Another mechanism for ensuring effective succession planning is by nominating beneficiaries to your life policy or living annuity. If you wish to provide capital to your spouse and/or children in the event of your death, taking out life cover is an effective method of achieving this. Remember, however, that the proceeds of a life policy where a beneficiary has been nominated, subject to a few exceptions, will be considered deemed property in your deceased estate and will be subject to estate duty which must be taken into account when determining the correct quantum of cover you require.
On the other hand, beneficiary nomination on a living annuity allows you to ensure the succession of invested capital to your spouse or child, with the added benefit that the value of the living annuity does not form part of the estate when it comes to calculating estate duty. Nominating your loved ones as beneficiaries to your living annuity also gives them almost immediate access to capital without it having to go through the estate administration process and possible delays.

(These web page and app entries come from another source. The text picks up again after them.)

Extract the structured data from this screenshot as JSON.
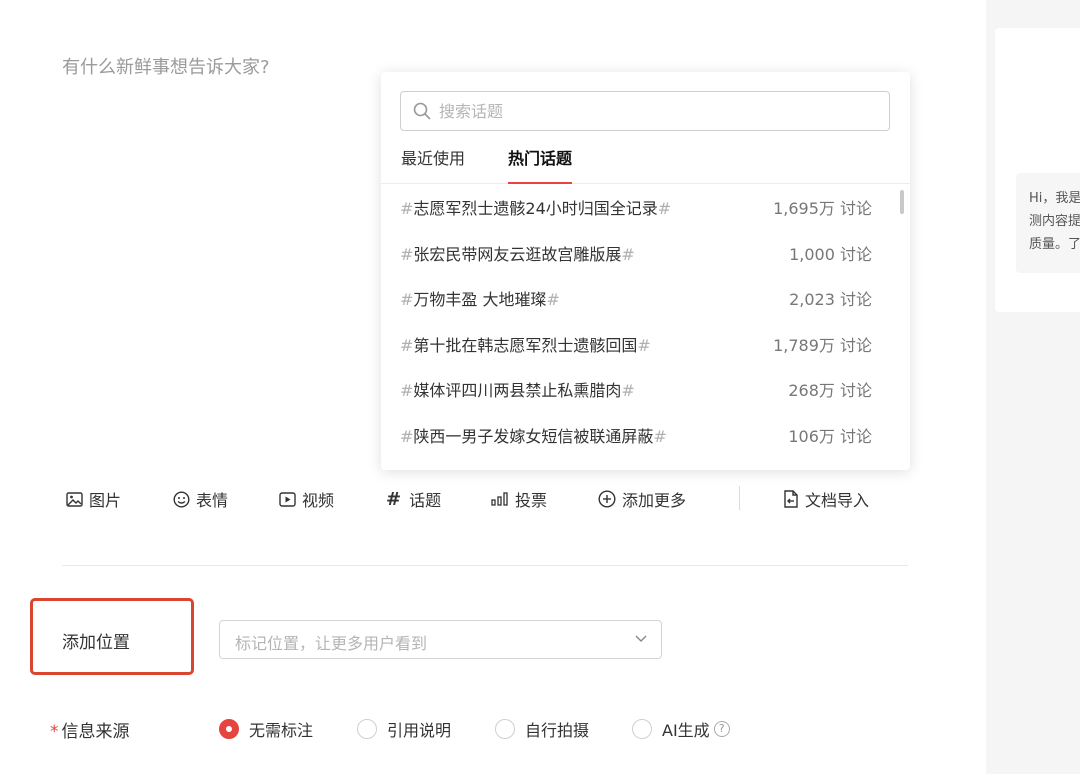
{
  "composer": {
    "placeholder": "有什么新鲜事想告诉大家?"
  },
  "topic_popup": {
    "search_placeholder": "搜索话题",
    "tabs": [
      {
        "label": "最近使用"
      },
      {
        "label": "热门话题",
        "active": true
      }
    ],
    "topics": [
      {
        "name": "志愿军烈士遗骸24小时归国全记录",
        "count": "1,695万 讨论"
      },
      {
        "name": "张宏民带网友云逛故宫雕版展",
        "count": "1,000 讨论"
      },
      {
        "name": "万物丰盈 大地璀璨",
        "count": "2,023 讨论"
      },
      {
        "name": "第十批在韩志愿军烈士遗骸回国",
        "count": "1,789万 讨论"
      },
      {
        "name": "媒体评四川两县禁止私熏腊肉",
        "count": "268万 讨论"
      },
      {
        "name": "陕西一男子发嫁女短信被联通屏蔽",
        "count": "106万 讨论"
      }
    ],
    "hash": "#"
  },
  "toolbar": {
    "image": "图片",
    "emoji": "表情",
    "video": "视频",
    "topic": "话题",
    "vote": "投票",
    "more": "添加更多",
    "import": "文档导入",
    "topic_icon": "#"
  },
  "location": {
    "label": "添加位置",
    "placeholder": "标记位置，让更多用户看到"
  },
  "source": {
    "required_mark": "*",
    "label": "信息来源",
    "options": [
      {
        "label": "无需标注",
        "checked": true
      },
      {
        "label": "引用说明"
      },
      {
        "label": "自行拍摄"
      },
      {
        "label": "AI生成"
      }
    ],
    "help_icon": "?"
  },
  "assistant_tip": {
    "lines": [
      "Hi，我是",
      "测内容提",
      "质量。了"
    ]
  },
  "colors": {
    "accent": "#e5443f",
    "highlight": "#d9452e"
  }
}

From an estate planning perspective, retirement annuities are advantageous in that they are tax-efficient both during your lifetime and on your death. Your contributions towards your retirement annuity are tax-deductible, and any growth on the value of your fund is tax-free. In addition, retirement annuities fall outside of your deceased estate and are not subject to estate duty.
That said, the impact of Section 37C of the Pension Funds Act – which regulates the distribution of retirement fund benefits on the death of a member – must be understood in the context of your plans for succession. In the event of your death, it is the retirement fund trustees who are responsible for determining how your retirement funds will be distributed after a process of establishing who your financial dependants are. This means that, while you are able to nominate a beneficiary on your retirement fund, this nomination is merely taken under consideration by the trustees when making a determination as to the distribution of the funds. Based on their investigations and findings, the retirement fund trustees will make a determination and allocation in respect of the fund distributions, and this may not necessarily be in line with your intentions.